Legislator Sarah Anker (D-Mount Sinai) felt a personal connection to the bill. She said her cousin grew up with Down syndrome. 

“We have to get the word out,” she said. “We have folks who have Down syndrome that are superstars, that can do amazing, things that can inspire us.”

And by establishing a date that reminds people about this community only betters them in the future. 

“What’s also important about having a day like the Down Syndrome Awareness Day is talking about the needs of our community members going forward,” said Legislator Rob Calarco (D-Patchogue). “Some of these young men and women, as they grow older, they’re going to be looking for housing services, they’re going to be looking for ways to get out on their own and establish their own lives. And we need to make sure that we have those underlying resources available to them. We won’t do that unless we are talking about what those needs are.”

Centereach mom Karyn Degnan. Photo by Julianne Mosher

Centereach resident and mom of two children with Down syndrome Karyn Degnan said this is long-overdue. A board member with Patchogue-based GiGi’s Playhouse, she said she’s been surrounded by a supportive group and a day like this will help even more.

“I am excited for my kids to be recognized and for awareness to be brought to their disability,” she said. “I just couldn’t be happier.”

Legislator Nick Caracappa (R-Selden) knew this was special, too. 
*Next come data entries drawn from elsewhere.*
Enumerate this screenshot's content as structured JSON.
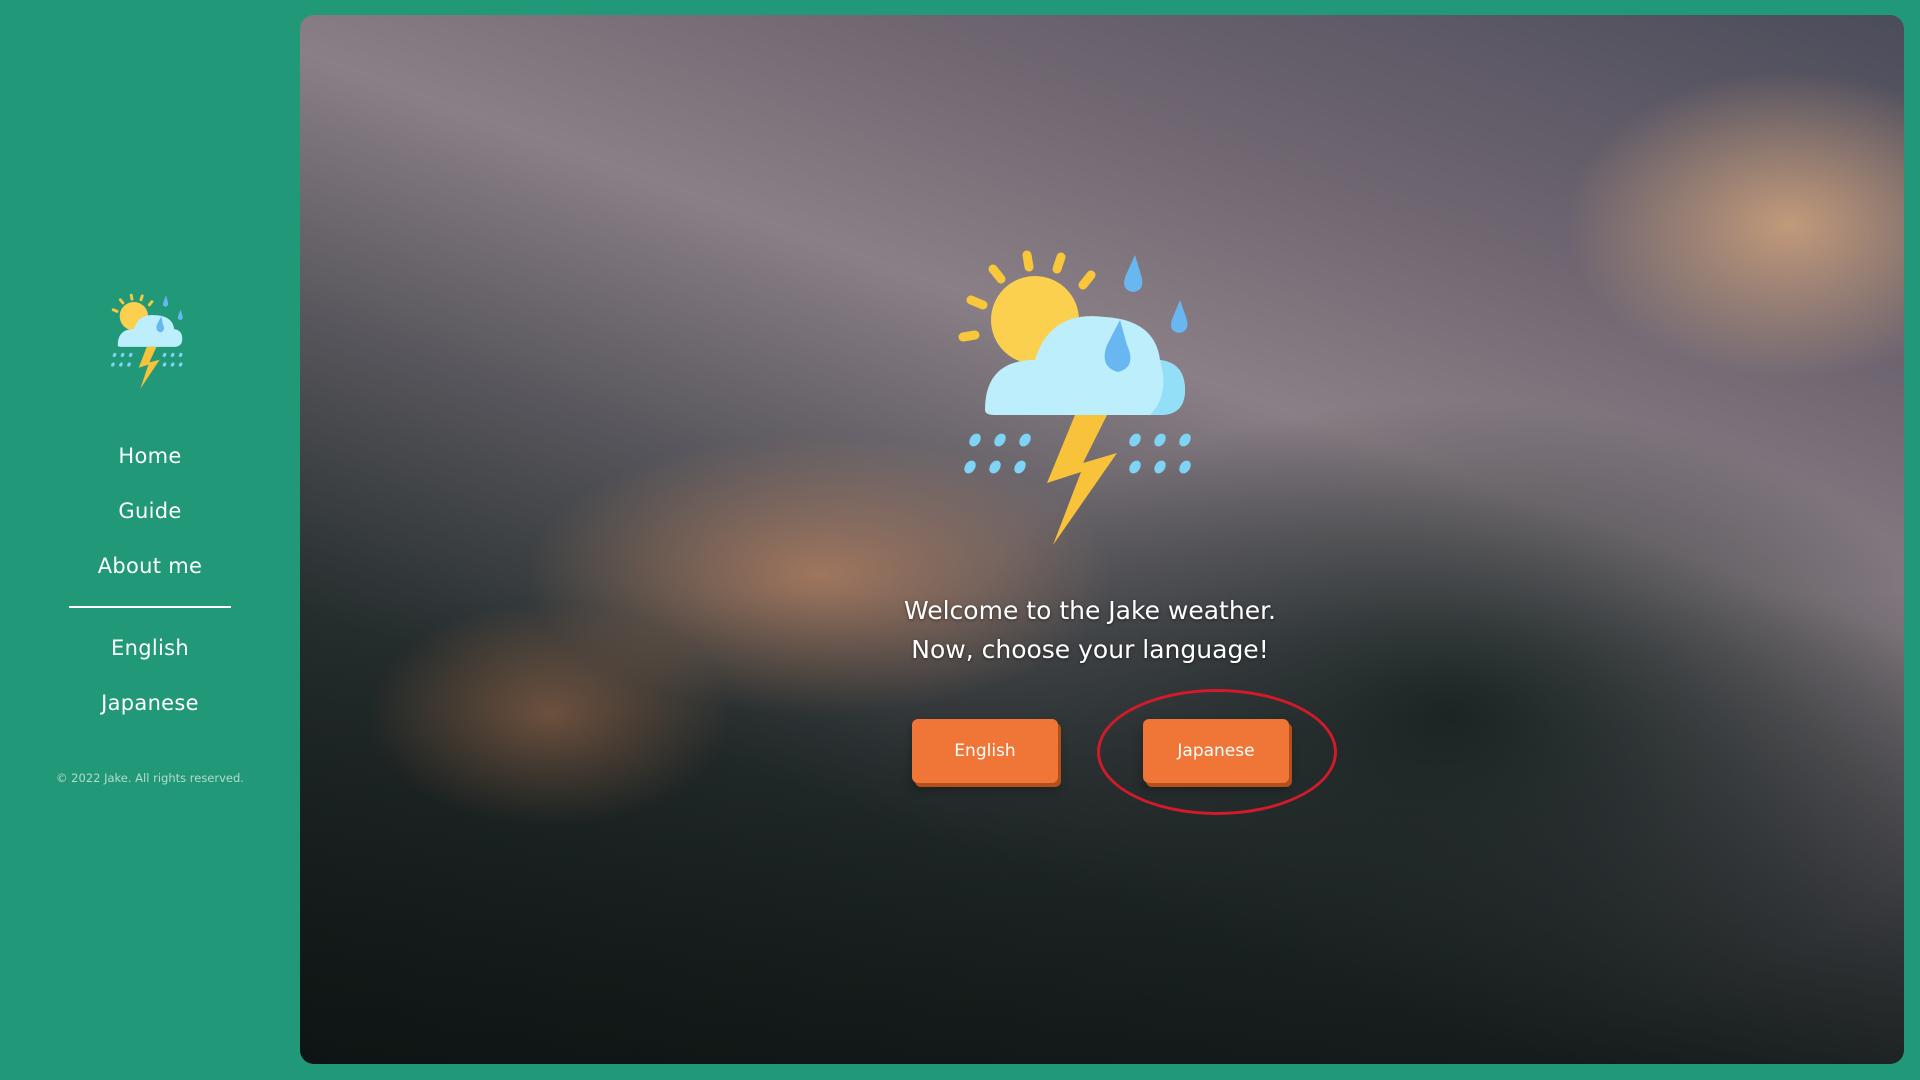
{
  "sidebar": {
    "logo": "weather-storm-logo",
    "nav": [
      {
        "label": "Home"
      },
      {
        "label": "Guide"
      },
      {
        "label": "About me"
      }
    ],
    "languages": [
      {
        "label": "English"
      },
      {
        "label": "Japanese"
      }
    ],
    "copyright": "© 2022 Jake. All rights reserved."
  },
  "main": {
    "icon": "sun-cloud-rain-lightning-icon",
    "welcome_line1": "Welcome to the Jake weather.",
    "welcome_line2": "Now, choose your language!",
    "buttons": {
      "english": "English",
      "japanese": "Japanese"
    }
  },
  "colors": {
    "sidebar_bg": "#219878",
    "button_bg": "#ef7636",
    "highlight": "#d11a2a"
  }
}
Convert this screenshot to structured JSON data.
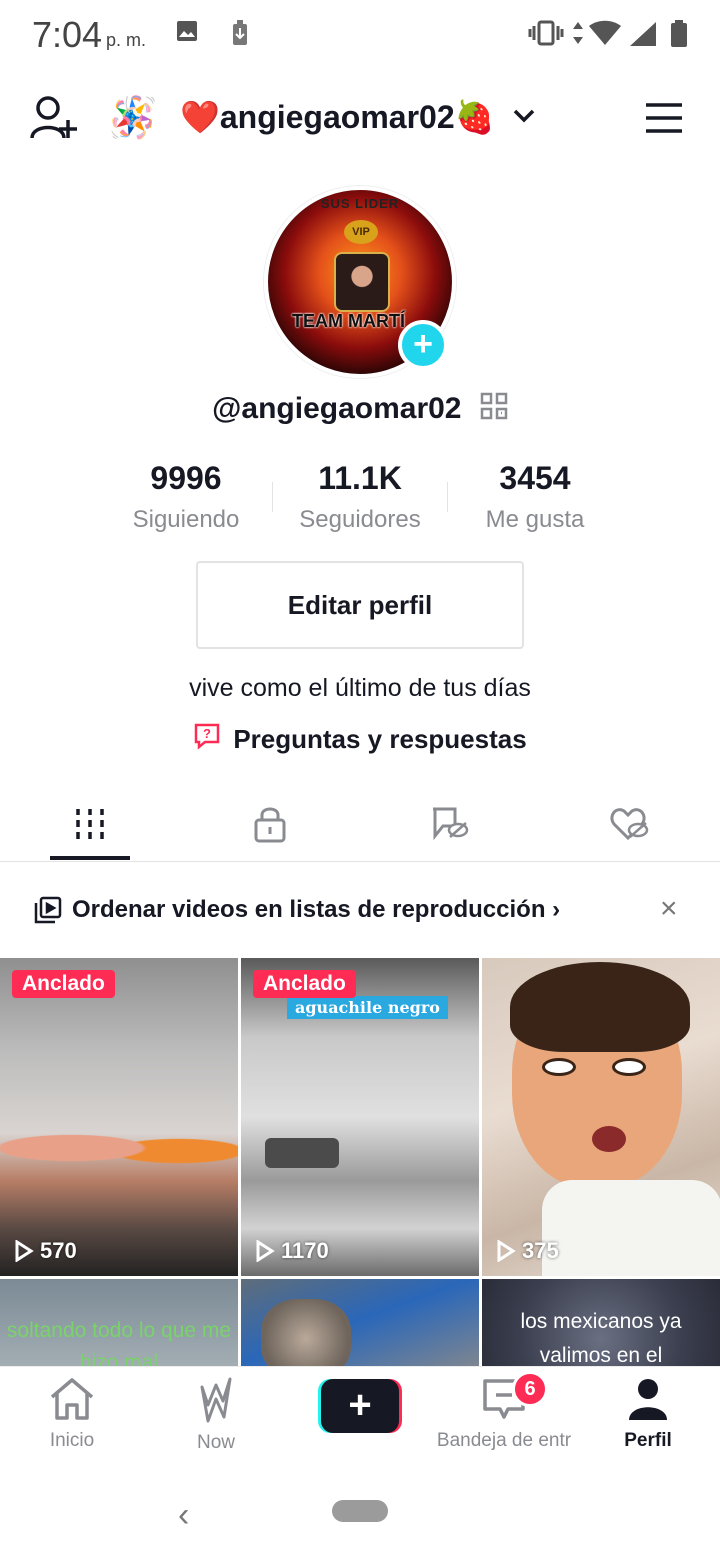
{
  "status_bar": {
    "time": "7:04",
    "ampm": "p. m.",
    "icons": [
      "image-icon",
      "download-icon",
      "vibrate-icon",
      "data-arrows-icon",
      "wifi-icon",
      "signal-icon",
      "battery-icon"
    ]
  },
  "header": {
    "username_label": "❤️angiegaomar02🍓",
    "pinata_emoji": "🪅",
    "icons": [
      "add-user-icon",
      "chevron-down-icon",
      "menu-icon"
    ]
  },
  "avatar": {
    "crown_text": "SUS LIDER",
    "vip_text": "VIP",
    "team_text": "TEAM MARTÍ",
    "plus_symbol": "+"
  },
  "profile": {
    "handle": "@angiegaomar02",
    "bio": "vive como el último de tus días",
    "qa_label": "Preguntas y respuestas",
    "edit_button": "Editar perfil"
  },
  "stats": [
    {
      "value": "9996",
      "label": "Siguiendo"
    },
    {
      "value": "11.1K",
      "label": "Seguidores"
    },
    {
      "value": "3454",
      "label": "Me gusta"
    }
  ],
  "tabs": [
    "videos-grid-icon",
    "private-lock-icon",
    "reposts-hidden-icon",
    "liked-hidden-icon"
  ],
  "banner": {
    "text": "Ordenar videos en listas de reproducción",
    "chevron": "›",
    "close": "×"
  },
  "videos": [
    {
      "pinned": "Anclado",
      "views": "570"
    },
    {
      "pinned": "Anclado",
      "views": "1170",
      "caption": "aguachile negro"
    },
    {
      "views": "375"
    },
    {
      "overlay": "soltando todo lo que me hizo mal"
    },
    {},
    {
      "overlay": "los mexicanos ya valimos en el"
    }
  ],
  "bottom_nav": [
    {
      "label": "Inicio",
      "icon": "home-icon"
    },
    {
      "label": "Now",
      "icon": "now-icon"
    },
    {
      "label": "",
      "icon": "create-plus-icon"
    },
    {
      "label": "Bandeja de entr",
      "icon": "inbox-icon",
      "badge": "6"
    },
    {
      "label": "Perfil",
      "icon": "profile-icon"
    }
  ],
  "create_plus": "+",
  "system_nav": {
    "back": "‹"
  },
  "colors": {
    "accent": "#fe2c55",
    "cyan": "#25f4ee",
    "plus_blue": "#20d5ec",
    "text": "#161823",
    "muted": "#8a8b91"
  }
}
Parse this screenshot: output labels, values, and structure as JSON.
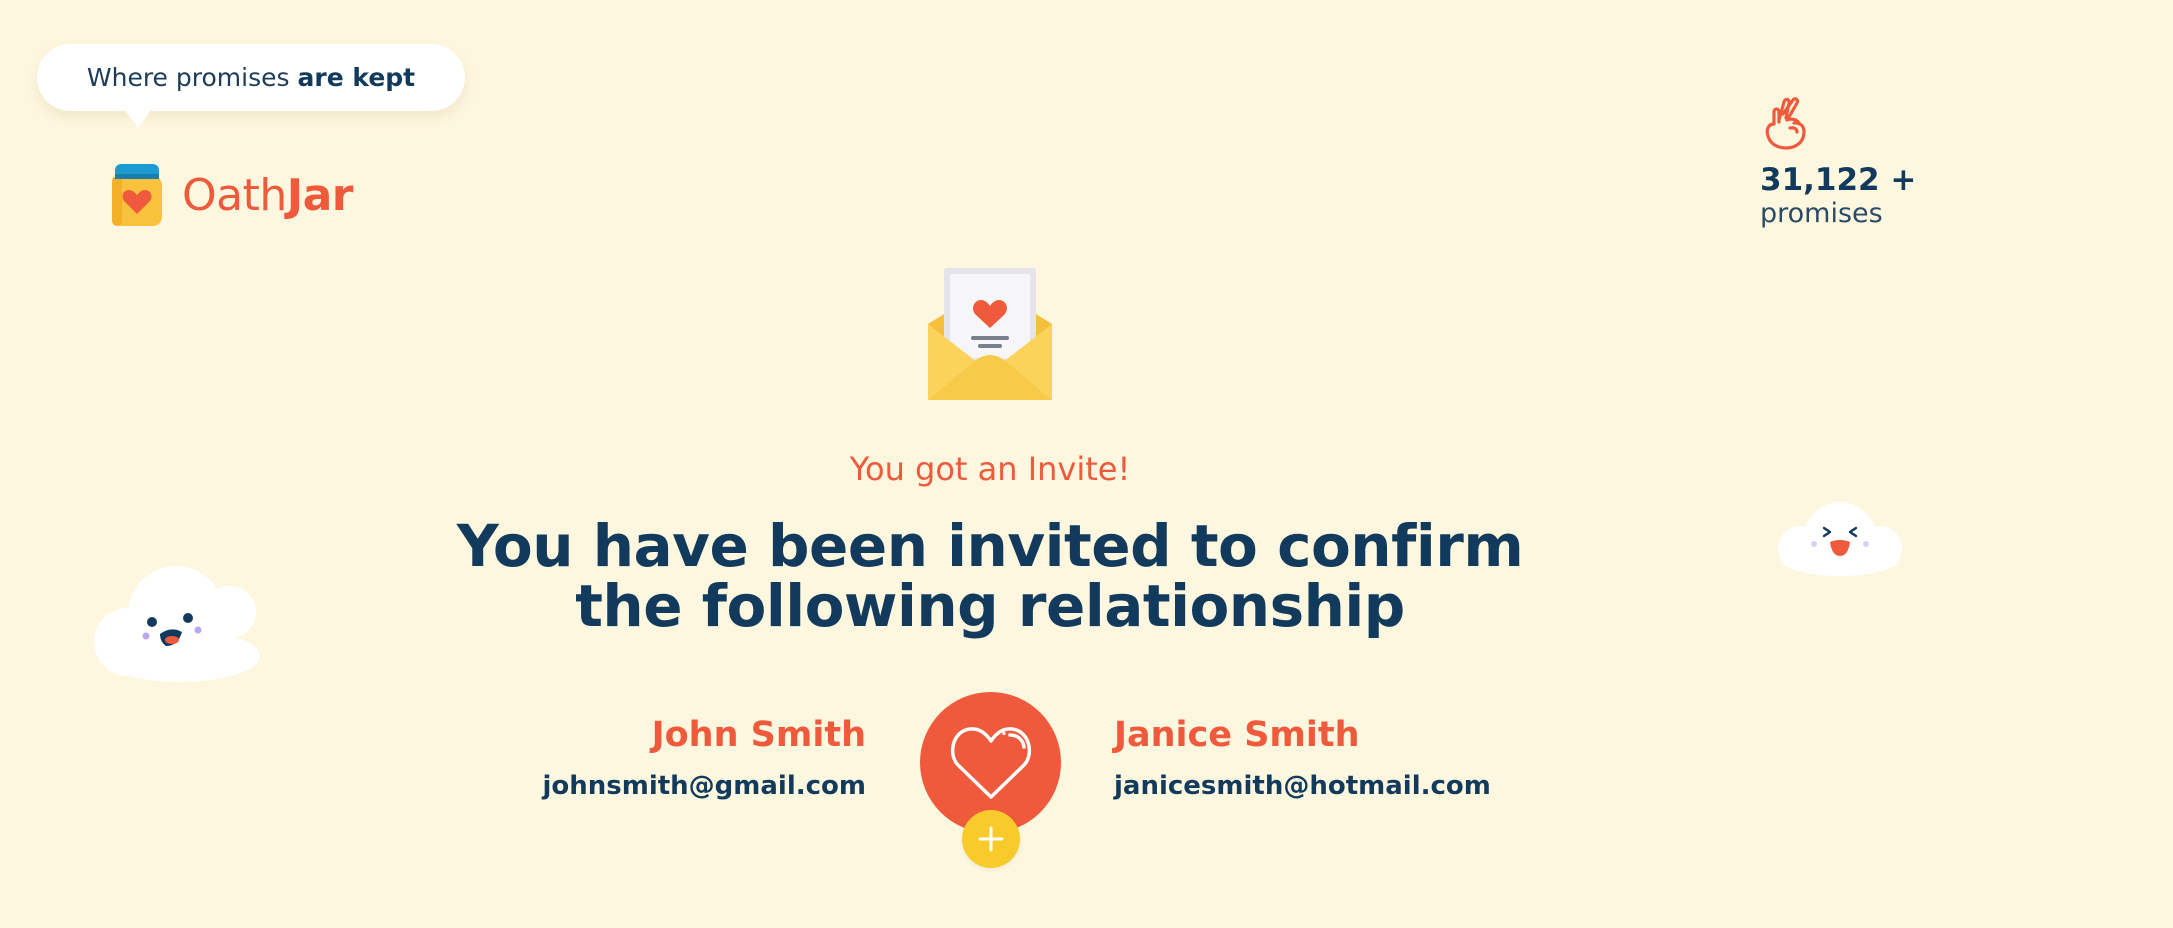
{
  "tagline": {
    "prefix": "Where promises",
    "emphasis": "are kept"
  },
  "logo": {
    "light": "Oath",
    "bold": "Jar",
    "icon": "jar-heart-icon"
  },
  "counter": {
    "icon": "crossed-fingers-icon",
    "value": "31,122 +",
    "label": "promises"
  },
  "invite": {
    "icon": "envelope-letter-icon",
    "subtitle": "You got an Invite!",
    "title_line1": "You have been invited to confirm",
    "title_line2": "the following relationship"
  },
  "partners": {
    "left": {
      "name": "John Smith",
      "email": "johnsmith@gmail.com"
    },
    "right": {
      "name": "Janice Smith",
      "email": "janicesmith@hotmail.com"
    },
    "center_icon": "heart-icon",
    "add_icon": "plus-icon"
  },
  "colors": {
    "background": "#fef7df",
    "accent": "#ee5a3b",
    "navy": "#123a5c",
    "yellow": "#f8ca2c",
    "jar_lid": "#1d9bd1"
  }
}
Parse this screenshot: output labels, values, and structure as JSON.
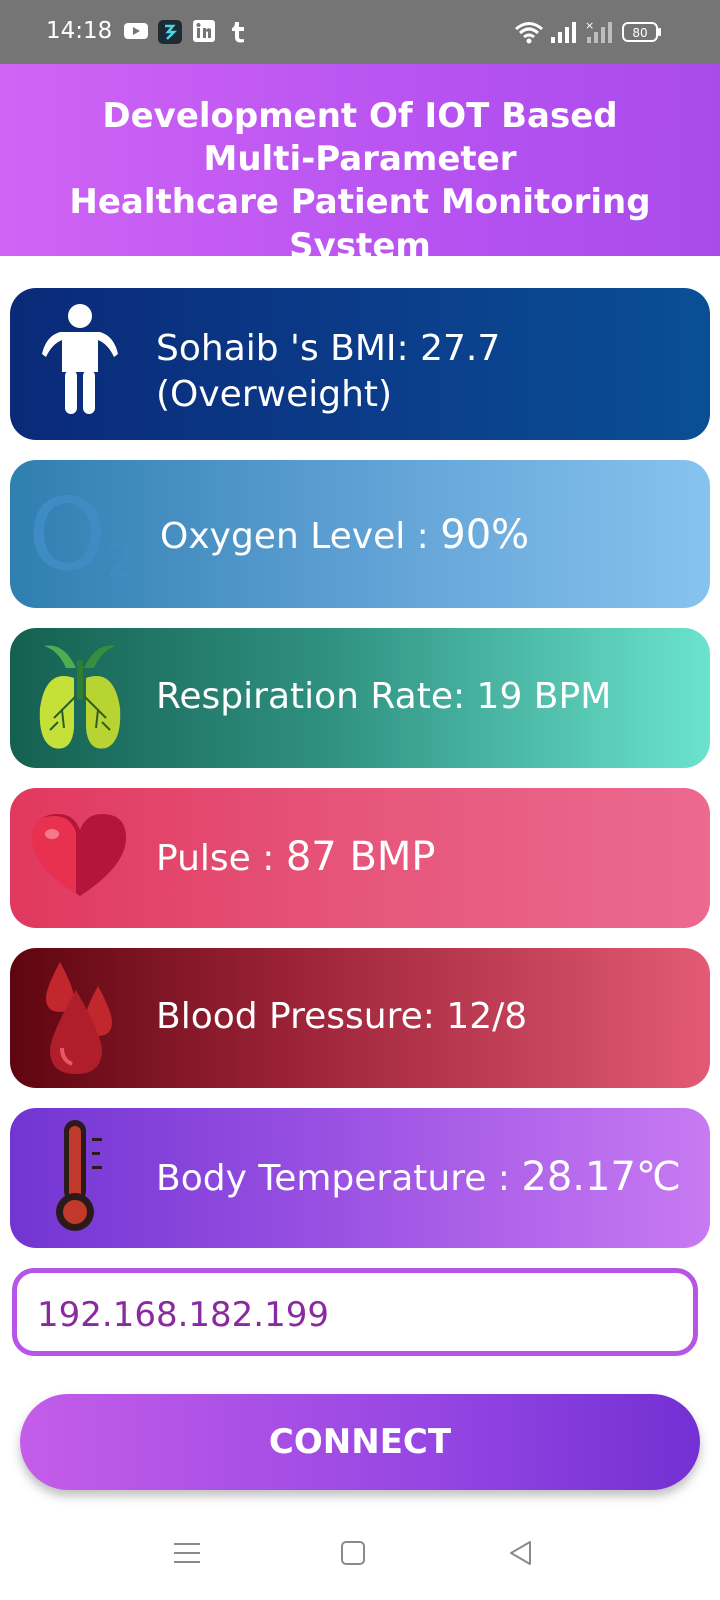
{
  "status_bar": {
    "time": "14:18",
    "battery": "80",
    "left_icons": [
      "youtube-icon",
      "app-icon",
      "linkedin-icon",
      "tumblr-icon"
    ],
    "right_icons": [
      "wifi-icon",
      "signal-icon",
      "signal-no-service-icon",
      "battery-icon"
    ]
  },
  "header": {
    "line1": "Development Of IOT Based",
    "line2": "Multi-Parameter",
    "line3": "Healthcare Patient Monitoring System"
  },
  "cards": {
    "bmi": {
      "label_line1": "Sohaib 's BMI: 27.7",
      "label_line2": "(Overweight)",
      "icon": "person-icon"
    },
    "oxygen": {
      "label": "Oxygen Level : ",
      "value": "90%",
      "icon": "o2-icon",
      "icon_text": "O",
      "icon_sub": "2"
    },
    "respiration": {
      "label": "Respiration Rate: 19 BPM",
      "icon": "lungs-icon"
    },
    "pulse": {
      "label": "Pulse : ",
      "value": "87 BMP",
      "icon": "heart-icon"
    },
    "blood_pressure": {
      "label": "Blood Pressure: 12/8",
      "icon": "blood-drops-icon"
    },
    "temperature": {
      "label": "Body Temperature : ",
      "value": "28.17℃",
      "icon": "thermometer-icon"
    }
  },
  "ip_input": {
    "value": "192.168.182.199"
  },
  "connect_button": {
    "label": "CONNECT"
  },
  "navigation": {
    "items": [
      "menu-icon",
      "home-square-icon",
      "back-triangle-icon"
    ]
  },
  "colors": {
    "header_accent": "#b350f0",
    "bmi_card": "#0b3d8a",
    "oxygen_card": "#5fa0d4",
    "respiration_card": "#2f9080",
    "pulse_card": "#e6567a",
    "bp_card": "#9b2237",
    "temperature_card": "#9950e2",
    "input_border": "#b655e8"
  }
}
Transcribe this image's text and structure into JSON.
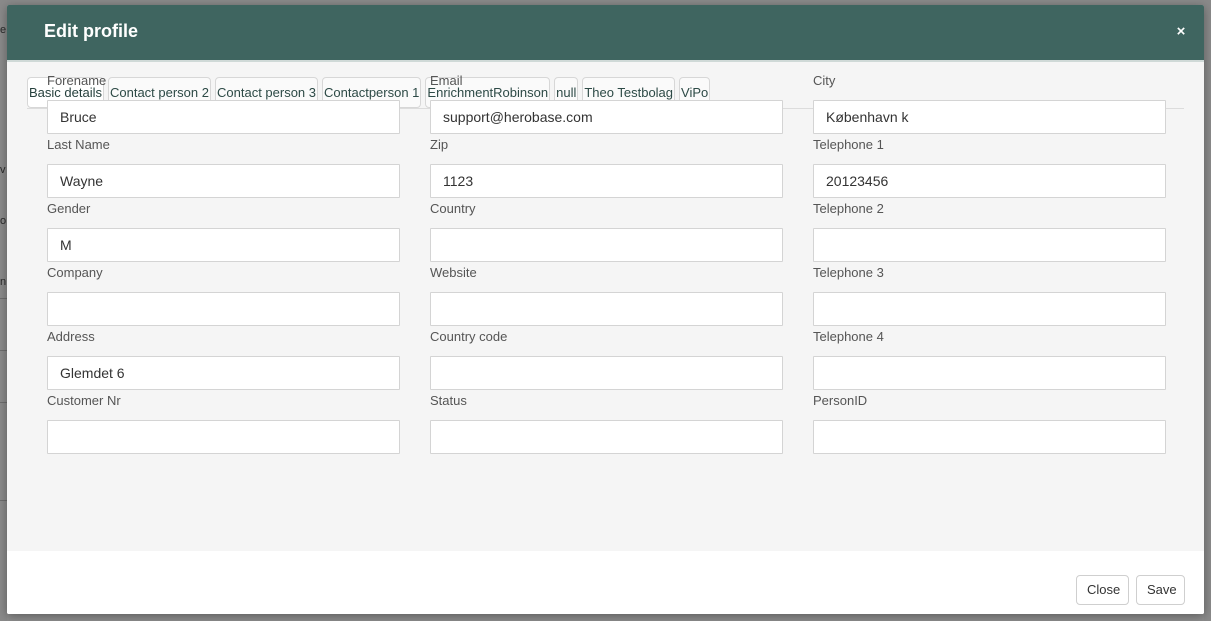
{
  "modal": {
    "title": "Edit profile",
    "close_glyph": "×"
  },
  "tabs": [
    {
      "label": "Basic details",
      "active": true
    },
    {
      "label": "Contact person 2",
      "active": false
    },
    {
      "label": "Contact person 3",
      "active": false
    },
    {
      "label": "Contactperson 1",
      "active": false
    },
    {
      "label": "EnrichmentRobinson",
      "active": false
    },
    {
      "label": "null",
      "active": false
    },
    {
      "label": "Theo Testbolag",
      "active": false
    },
    {
      "label": "ViPo",
      "active": false
    }
  ],
  "fields": {
    "forename": {
      "label": "Forename",
      "value": "Bruce"
    },
    "email": {
      "label": "Email",
      "value": "support@herobase.com"
    },
    "city": {
      "label": "City",
      "value": "København k"
    },
    "last_name": {
      "label": "Last Name",
      "value": "Wayne"
    },
    "zip": {
      "label": "Zip",
      "value": "1123"
    },
    "telephone1": {
      "label": "Telephone 1",
      "value": "20123456"
    },
    "gender": {
      "label": "Gender",
      "value": "M"
    },
    "country": {
      "label": "Country",
      "value": ""
    },
    "telephone2": {
      "label": "Telephone 2",
      "value": ""
    },
    "company": {
      "label": "Company",
      "value": ""
    },
    "website": {
      "label": "Website",
      "value": ""
    },
    "telephone3": {
      "label": "Telephone 3",
      "value": ""
    },
    "address": {
      "label": "Address",
      "value": "Glemdet 6"
    },
    "country_code": {
      "label": "Country code",
      "value": ""
    },
    "telephone4": {
      "label": "Telephone 4",
      "value": ""
    },
    "customer_nr": {
      "label": "Customer Nr",
      "value": ""
    },
    "status": {
      "label": "Status",
      "value": ""
    },
    "person_id": {
      "label": "PersonID",
      "value": ""
    }
  },
  "footer": {
    "close_label": "Close",
    "save_label": "Save"
  },
  "colors": {
    "header_bg": "#3f6560",
    "body_bg": "#f5f5f5"
  }
}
“I don’t see inability,” he said. “When you have the ability to love, when you have the ability to appreciate, make something and give back to your communities. That’s not inability — that’s inspiring.”